  1. Firstly SSH into your RPS with root access. This will land you in the home directory.
  2. Run the command: echo “2.10” > /etc/ovhrelease as this will fool the OVH updater into thinking you’re running an earlier version of Release 2.
  3. Run: eselect profile list
  4. Look at the list and find the number of the profile that matches: default-linux/x86/2007.0/desktop on my RPS it was 4.
  5. Run: eselect profile set <> where <<NUMBER>> is the profile number you looked up at step 5, e.g. for me it was eselect profile set 4
  6. Remove any pre-existing upgrade scripts with: rm -rf patch-2.*.sh to make sure that you get a clean update.
  7. Restore and run the OVH patch-all scripts with: wget ftp://ftp.ovh.net/made-in-ovh/release/patch-all.sh -O patch-all.sh; sh patch-all.sh
  8. Now, that should, ditch the broken portage tree and run every automatic update script since they released 2.10. I found that this upon reaching patch 2.19 it was necessary to change the profile again.
  9. Run: eselect profile list again
  10. Look at the list and find the number of the profile that matches: default/linux/x86/2008.0/desktop on my RPS it was 9.
  11. Run: eselect profile set <<NUMBER>> where <<NUMBER>> is the profile number you looked up at step 5, e.g. for me it was eselect profile set 9
  12. Run: sh patch-all.sh
  13. This should finish the patches and bring you up to current which at the time of writing is 2.30.

Hopefully this will be of some use to those out there like me who just can’t help tinkering with things!

Connecting to a linux share from windows

I’ve been having one of those annoying problems connecting to my NAS that I wasn’t able to pin down.
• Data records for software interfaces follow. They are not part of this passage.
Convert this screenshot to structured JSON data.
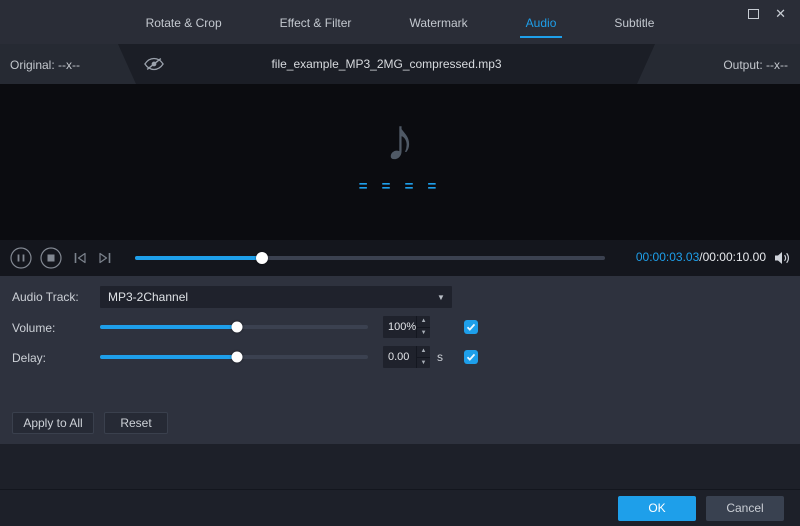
{
  "window": {
    "controls": {
      "close": "✕"
    }
  },
  "tabs": [
    {
      "label": "Rotate & Crop",
      "active": false
    },
    {
      "label": "Effect & Filter",
      "active": false
    },
    {
      "label": "Watermark",
      "active": false
    },
    {
      "label": "Audio",
      "active": true
    },
    {
      "label": "Subtitle",
      "active": false
    }
  ],
  "info_bar": {
    "original": "Original: --x--",
    "filename": "file_example_MP3_2MG_compressed.mp3",
    "output": "Output: --x--"
  },
  "preview": {
    "note_glyph": "♪",
    "loading_text": "= = = ="
  },
  "player": {
    "seek_percent": 27,
    "time_current": "00:00:03.03",
    "time_total": "/00:00:10.00"
  },
  "panel": {
    "audio_track_label": "Audio Track:",
    "audio_track_value": "MP3-2Channel",
    "volume_label": "Volume:",
    "volume_value": "100%",
    "volume_percent": 51,
    "delay_label": "Delay:",
    "delay_value": "0.00",
    "delay_unit": "s",
    "delay_percent": 51,
    "apply_all_label": "Apply to All",
    "reset_label": "Reset"
  },
  "footer": {
    "ok_label": "OK",
    "cancel_label": "Cancel"
  },
  "icons": {
    "chevron_down": "▼",
    "spinner_up": "▲",
    "spinner_down": "▼",
    "close": "✕"
  },
  "colors": {
    "accent": "#1e9fea"
  }
}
Finally after a bit of a rummage on the internet I stumbled across the following on Tomshardware.com:

Hi all,
I have a similar problem with Ubuntu Server and Windows Vista and Seven.
I have created a share on Samba with user and password. I opened some ports on the firewall to allow access outside.
I can see the share and mapping the disk with this command:

NET USE Z: \\publicIP\share “PASSWORD” /USER:user

The problem is that: When I’m opening a file (Excel for example) this file is always in ready only mode. With Windows XP everything works fine.
Can this fix resolve my problems?

Control Panel – Administrative Tools – Local Security Policy
Local Policies – Security Options
Network security: LAN Manager authentication level
Send LM & NTLM responses
Minimum session security for NTLM SSP
Disable Require 128-bit encryption

I basically had the same issue.

With mine it all came down to the fact that windows didn’t like “multiple” connections using different usernames, in my case one username and one anonymous access.

So, if anyone else comes across this bloody simple yet irritating problem do the following:

  1. Run “net use” from a command prompt to see if you are already connected to \\share on your windows PC.
  2. If you are then sever that connection using “net use” again with an added “/delete” switch.
  3. Reconnect using the login and password using either “net use” or explorer.

Sounds simple but it took me ages to figure out purely because I wasn’t logging in to begin with!